## ASSIGNMENT
Restate the records in full, so that each line matches the original exactly.

(Dataset records)
+--

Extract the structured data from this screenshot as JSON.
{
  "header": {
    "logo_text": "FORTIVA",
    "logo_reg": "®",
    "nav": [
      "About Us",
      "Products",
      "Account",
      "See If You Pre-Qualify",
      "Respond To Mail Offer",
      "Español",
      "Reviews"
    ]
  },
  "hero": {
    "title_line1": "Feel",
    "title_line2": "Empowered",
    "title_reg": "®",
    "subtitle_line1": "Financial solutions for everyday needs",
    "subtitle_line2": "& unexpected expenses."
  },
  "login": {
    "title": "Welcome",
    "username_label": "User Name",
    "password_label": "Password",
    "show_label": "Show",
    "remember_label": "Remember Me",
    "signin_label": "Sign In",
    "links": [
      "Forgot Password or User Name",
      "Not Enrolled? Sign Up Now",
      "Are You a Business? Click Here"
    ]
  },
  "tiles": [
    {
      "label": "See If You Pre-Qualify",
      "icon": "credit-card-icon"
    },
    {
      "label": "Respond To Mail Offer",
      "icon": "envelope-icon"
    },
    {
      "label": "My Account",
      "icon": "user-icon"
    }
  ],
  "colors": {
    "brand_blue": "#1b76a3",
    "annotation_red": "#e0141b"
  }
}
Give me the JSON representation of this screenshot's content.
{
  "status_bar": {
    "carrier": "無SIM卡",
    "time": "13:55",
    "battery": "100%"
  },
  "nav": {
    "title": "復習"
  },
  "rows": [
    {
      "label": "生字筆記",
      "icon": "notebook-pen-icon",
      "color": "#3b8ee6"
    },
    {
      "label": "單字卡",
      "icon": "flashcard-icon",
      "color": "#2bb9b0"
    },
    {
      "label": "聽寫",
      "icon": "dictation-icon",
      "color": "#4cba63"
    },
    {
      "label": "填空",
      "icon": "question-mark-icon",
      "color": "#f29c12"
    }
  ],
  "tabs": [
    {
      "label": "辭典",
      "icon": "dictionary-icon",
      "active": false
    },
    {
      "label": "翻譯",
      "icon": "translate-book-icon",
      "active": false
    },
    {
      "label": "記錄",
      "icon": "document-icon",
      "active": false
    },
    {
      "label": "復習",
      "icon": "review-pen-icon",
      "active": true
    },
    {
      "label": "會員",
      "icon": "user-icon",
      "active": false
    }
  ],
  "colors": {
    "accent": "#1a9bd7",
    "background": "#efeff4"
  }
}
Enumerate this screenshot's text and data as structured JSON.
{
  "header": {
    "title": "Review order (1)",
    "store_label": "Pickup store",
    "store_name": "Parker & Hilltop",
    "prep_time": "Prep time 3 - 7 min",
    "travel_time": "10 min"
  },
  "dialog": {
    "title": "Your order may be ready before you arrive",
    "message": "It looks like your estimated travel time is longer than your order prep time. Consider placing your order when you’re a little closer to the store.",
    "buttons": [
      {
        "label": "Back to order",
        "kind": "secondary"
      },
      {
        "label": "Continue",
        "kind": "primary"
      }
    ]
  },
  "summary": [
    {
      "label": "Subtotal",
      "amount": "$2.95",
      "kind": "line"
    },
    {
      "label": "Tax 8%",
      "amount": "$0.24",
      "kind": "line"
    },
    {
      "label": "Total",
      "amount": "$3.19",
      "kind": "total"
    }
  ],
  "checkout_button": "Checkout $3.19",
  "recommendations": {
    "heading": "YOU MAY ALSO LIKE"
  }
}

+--

## RESULT OF THE TASK
Extract the structured data from this screenshot as JSON.
{
  "header": {
    "logo_text": "FORTIVA",
    "logo_reg": "®",
    "nav": [
      "About Us",
      "Products",
      "Account",
      "See If You Pre-Qualify",
      "Respond To Mail Offer",
      "Español",
      "Reviews"
    ]
  },
  "hero": {
    "title_line1": "Feel",
    "title_line2": "Empowered",
    "title_reg": "®",
    "subtitle_line1": "Financial solutions for everyday needs",
    "subtitle_line2": "& unexpected expenses."
  },
  "login": {
    "title": "Welcome",
    "username_label": "User Name",
    "password_label": "Password",
    "show_label": "Show",
    "remember_label": "Remember Me",
    "signin_label": "Sign In",
    "links": [
      "Forgot Password or User Name",
      "Not Enrolled? Sign Up Now",
      "Are You a Business? Click Here"
    ]
  },
  "tiles": [
    {
      "label": "See If You Pre-Qualify",
      "icon": "credit-card-icon"
    },
    {
      "label": "Respond To Mail Offer",
      "icon": "envelope-icon"
    },
    {
      "label": "My Account",
      "icon": "user-icon"
    }
  ],
  "colors": {
    "brand_blue": "#1b76a3",
    "annotation_red": "#e0141b"
  }
}
Give me the JSON representation of this screenshot's content.
{
  "status_bar": {
    "carrier": "無SIM卡",
    "time": "13:55",
    "battery": "100%"
  },
  "nav": {
    "title": "復習"
  },
  "rows": [
    {
      "label": "生字筆記",
      "icon": "notebook-pen-icon",
      "color": "#3b8ee6"
    },
    {
      "label": "單字卡",
      "icon": "flashcard-icon",
      "color": "#2bb9b0"
    },
    {
      "label": "聽寫",
      "icon": "dictation-icon",
      "color": "#4cba63"
    },
    {
      "label": "填空",
      "icon": "question-mark-icon",
      "color": "#f29c12"
    }
  ],
  "tabs": [
    {
      "label": "辭典",
      "icon": "dictionary-icon",
      "active": false
    },
    {
      "label": "翻譯",
      "icon": "translate-book-icon",
      "active": false
    },
    {
      "label": "記錄",
      "icon": "document-icon",
      "active": false
    },
    {
      "label": "復習",
      "icon": "review-pen-icon",
      "active": true
    },
    {
      "label": "會員",
      "icon": "user-icon",
      "active": false
    }
  ],
  "colors": {
    "accent": "#1a9bd7",
    "background": "#efeff4"
  }
}
Enumerate this screenshot's text and data as structured JSON.
{
  "header": {
    "title": "Review order (1)",
    "store_label": "Pickup store",
    "store_name": "Parker & Hilltop",
    "prep_time": "Prep time 3 - 7 min",
    "travel_time": "10 min"
  },
  "dialog": {
    "title": "Your order may be ready before you arrive",
    "message": "It looks like your estimated travel time is longer than your order prep time. Consider placing your order when you’re a little closer to the store.",
    "buttons": [
      {
        "label": "Back to order",
        "kind": "secondary"
      },
      {
        "label": "Continue",
        "kind": "primary"
      }
    ]
  },
  "summary": [
    {
      "label": "Subtotal",
      "amount": "$2.95",
      "kind": "line"
    },
    {
      "label": "Tax 8%",
      "amount": "$0.24",
      "kind": "line"
    },
    {
      "label": "Total",
      "amount": "$3.19",
      "kind": "total"
    }
  ],
  "checkout_button": "Checkout $3.19",
  "recommendations": {
    "heading": "YOU MAY ALSO LIKE"
  }
}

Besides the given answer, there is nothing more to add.